## EXERCISE GOAL
Check each line of the records for "placeholder"; collect those that have it.

Website and app data records:
==========

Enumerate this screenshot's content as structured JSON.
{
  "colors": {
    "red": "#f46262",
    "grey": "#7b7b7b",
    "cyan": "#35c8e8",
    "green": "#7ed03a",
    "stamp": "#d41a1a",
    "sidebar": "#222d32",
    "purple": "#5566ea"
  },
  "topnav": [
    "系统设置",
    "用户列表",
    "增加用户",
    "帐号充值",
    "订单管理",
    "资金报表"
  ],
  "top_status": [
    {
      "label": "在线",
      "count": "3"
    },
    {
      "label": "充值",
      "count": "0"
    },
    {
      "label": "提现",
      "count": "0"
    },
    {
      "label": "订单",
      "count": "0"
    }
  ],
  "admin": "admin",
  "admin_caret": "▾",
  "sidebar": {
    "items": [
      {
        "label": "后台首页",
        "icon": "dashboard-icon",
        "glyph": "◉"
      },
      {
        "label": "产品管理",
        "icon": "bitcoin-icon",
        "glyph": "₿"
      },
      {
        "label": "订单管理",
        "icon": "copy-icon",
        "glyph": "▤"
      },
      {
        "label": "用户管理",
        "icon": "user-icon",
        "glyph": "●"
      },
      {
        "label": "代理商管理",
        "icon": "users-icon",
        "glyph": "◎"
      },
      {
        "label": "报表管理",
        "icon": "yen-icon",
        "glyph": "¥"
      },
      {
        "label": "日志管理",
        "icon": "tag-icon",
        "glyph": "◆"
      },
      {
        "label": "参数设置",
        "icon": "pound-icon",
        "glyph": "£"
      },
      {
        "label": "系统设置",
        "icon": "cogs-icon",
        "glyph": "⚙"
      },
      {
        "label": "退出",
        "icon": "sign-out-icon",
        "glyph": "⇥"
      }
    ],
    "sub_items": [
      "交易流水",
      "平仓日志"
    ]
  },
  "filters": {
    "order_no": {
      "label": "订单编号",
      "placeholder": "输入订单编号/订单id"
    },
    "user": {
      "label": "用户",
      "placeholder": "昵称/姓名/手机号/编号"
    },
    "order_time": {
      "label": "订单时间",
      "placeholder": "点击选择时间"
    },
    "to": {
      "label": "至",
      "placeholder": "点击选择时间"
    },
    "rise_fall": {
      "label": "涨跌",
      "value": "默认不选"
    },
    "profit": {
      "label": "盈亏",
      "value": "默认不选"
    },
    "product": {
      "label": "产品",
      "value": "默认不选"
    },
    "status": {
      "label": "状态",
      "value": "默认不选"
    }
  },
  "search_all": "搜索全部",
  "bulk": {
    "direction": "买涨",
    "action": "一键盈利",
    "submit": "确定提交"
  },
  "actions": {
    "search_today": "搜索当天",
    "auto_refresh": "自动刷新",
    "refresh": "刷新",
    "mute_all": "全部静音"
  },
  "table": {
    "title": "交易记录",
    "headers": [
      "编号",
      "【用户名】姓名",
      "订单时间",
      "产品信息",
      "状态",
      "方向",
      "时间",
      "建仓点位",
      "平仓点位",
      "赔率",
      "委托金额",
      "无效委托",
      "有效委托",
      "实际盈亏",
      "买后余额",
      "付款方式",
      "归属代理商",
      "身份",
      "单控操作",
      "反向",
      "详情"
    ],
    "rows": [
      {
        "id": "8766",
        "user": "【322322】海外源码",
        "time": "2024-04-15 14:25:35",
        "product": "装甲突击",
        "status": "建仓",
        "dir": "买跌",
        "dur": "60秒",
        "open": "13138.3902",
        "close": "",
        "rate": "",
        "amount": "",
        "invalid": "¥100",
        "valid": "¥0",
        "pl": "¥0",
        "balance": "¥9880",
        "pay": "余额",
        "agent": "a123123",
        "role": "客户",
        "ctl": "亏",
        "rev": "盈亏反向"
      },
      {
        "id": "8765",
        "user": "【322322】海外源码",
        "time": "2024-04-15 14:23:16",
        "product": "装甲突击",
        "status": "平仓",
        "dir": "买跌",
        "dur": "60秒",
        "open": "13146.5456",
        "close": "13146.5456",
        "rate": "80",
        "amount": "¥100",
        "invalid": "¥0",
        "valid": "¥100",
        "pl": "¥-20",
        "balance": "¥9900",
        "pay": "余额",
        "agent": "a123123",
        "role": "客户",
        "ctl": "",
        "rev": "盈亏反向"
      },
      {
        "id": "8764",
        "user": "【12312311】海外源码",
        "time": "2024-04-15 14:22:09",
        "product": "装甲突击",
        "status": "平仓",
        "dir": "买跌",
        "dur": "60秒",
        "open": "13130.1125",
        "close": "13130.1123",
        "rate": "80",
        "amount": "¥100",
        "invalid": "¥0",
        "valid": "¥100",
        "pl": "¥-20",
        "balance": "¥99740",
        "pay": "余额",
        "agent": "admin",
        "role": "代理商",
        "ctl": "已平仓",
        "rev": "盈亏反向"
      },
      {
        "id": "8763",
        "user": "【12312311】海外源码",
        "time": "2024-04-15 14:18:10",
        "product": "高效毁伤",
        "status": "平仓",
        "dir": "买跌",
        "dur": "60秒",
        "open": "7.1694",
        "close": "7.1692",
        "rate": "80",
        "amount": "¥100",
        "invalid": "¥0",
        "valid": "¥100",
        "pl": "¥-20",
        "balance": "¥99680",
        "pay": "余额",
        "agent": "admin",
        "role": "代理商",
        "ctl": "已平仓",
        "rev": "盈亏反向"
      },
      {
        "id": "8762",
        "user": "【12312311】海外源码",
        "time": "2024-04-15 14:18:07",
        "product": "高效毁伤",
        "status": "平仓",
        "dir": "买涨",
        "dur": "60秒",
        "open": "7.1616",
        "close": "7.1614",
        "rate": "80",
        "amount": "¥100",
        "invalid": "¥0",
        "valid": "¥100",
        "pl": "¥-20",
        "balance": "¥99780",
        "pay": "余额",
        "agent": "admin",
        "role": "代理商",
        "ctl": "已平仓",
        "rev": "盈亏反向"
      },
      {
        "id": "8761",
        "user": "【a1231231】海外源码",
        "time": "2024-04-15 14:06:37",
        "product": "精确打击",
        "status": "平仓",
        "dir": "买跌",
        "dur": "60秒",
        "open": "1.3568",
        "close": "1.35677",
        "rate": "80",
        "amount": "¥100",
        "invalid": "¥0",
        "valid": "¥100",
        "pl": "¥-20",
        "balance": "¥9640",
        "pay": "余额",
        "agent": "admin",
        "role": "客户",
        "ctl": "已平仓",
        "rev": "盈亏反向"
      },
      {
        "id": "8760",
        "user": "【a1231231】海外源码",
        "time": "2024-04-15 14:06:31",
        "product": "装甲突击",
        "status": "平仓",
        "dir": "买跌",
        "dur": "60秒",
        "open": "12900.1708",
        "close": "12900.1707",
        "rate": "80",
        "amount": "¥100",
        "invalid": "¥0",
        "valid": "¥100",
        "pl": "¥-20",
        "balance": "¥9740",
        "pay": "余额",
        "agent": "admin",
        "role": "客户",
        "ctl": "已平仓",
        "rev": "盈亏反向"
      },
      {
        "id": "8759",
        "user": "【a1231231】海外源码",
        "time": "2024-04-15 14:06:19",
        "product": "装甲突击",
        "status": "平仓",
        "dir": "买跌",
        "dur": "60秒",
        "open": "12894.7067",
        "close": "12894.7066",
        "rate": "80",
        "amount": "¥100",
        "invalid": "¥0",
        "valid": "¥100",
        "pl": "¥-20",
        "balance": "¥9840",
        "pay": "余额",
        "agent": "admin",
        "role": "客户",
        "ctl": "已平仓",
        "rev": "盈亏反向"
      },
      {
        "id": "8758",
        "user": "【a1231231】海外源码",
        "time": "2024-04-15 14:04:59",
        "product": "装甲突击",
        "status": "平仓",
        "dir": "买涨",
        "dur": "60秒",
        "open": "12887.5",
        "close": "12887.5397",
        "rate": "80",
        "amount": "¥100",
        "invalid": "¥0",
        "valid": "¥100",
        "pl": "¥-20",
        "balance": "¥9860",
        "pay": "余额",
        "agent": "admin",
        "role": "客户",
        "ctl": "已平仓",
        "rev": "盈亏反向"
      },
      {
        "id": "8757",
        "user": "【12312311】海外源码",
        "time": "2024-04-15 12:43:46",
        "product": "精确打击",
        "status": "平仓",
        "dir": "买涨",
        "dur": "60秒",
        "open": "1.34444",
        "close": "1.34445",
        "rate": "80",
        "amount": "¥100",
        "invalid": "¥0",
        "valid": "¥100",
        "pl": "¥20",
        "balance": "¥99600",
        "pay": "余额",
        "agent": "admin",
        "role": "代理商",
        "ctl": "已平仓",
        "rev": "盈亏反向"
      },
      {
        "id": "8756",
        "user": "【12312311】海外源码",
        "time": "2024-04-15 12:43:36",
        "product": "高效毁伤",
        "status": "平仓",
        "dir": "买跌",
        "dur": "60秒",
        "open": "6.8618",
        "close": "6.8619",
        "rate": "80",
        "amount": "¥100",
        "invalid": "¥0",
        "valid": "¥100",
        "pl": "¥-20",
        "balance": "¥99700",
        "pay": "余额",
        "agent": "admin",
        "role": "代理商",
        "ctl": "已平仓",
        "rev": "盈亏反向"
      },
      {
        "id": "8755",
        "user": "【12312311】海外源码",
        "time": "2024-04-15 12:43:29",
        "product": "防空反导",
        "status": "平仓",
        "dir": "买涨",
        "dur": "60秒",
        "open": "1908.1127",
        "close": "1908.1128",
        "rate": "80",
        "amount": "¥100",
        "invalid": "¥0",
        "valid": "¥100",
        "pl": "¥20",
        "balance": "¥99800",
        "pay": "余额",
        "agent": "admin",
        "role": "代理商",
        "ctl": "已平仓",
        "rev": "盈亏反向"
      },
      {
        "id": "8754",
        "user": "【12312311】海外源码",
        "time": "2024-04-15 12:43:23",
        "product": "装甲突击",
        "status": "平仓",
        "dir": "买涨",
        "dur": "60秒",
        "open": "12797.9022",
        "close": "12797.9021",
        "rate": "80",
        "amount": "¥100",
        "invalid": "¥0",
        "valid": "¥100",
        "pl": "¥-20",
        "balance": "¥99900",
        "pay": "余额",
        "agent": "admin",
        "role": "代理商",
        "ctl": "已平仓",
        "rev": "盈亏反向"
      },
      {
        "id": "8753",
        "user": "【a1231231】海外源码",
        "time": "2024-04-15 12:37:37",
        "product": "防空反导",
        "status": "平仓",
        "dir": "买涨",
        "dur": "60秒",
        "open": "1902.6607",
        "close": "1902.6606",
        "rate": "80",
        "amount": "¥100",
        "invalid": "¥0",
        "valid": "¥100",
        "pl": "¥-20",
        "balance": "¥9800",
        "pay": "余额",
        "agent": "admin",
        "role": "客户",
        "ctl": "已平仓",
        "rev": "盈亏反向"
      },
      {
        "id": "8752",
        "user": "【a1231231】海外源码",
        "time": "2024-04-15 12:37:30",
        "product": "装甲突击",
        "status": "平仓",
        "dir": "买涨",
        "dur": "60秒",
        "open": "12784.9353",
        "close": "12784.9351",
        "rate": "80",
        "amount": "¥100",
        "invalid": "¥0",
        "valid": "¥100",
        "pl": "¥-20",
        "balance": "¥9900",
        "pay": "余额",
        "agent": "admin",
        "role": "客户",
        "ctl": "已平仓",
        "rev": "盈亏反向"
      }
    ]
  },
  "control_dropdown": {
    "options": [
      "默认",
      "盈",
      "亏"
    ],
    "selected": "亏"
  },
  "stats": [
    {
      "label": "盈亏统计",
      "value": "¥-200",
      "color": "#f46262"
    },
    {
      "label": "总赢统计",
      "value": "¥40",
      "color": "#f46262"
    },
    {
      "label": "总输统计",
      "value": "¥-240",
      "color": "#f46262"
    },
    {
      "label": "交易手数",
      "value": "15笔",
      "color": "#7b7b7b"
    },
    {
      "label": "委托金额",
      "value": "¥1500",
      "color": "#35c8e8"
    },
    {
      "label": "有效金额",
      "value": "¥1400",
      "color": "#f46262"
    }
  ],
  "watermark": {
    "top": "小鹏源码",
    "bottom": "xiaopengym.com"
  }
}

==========

## OUTPUT
      "placeholder": "输入订单编号/订单id"
      "placeholder": "昵称/姓名/手机号/编号"
      "placeholder": "点击选择时间"
      "placeholder": "点击选择时间"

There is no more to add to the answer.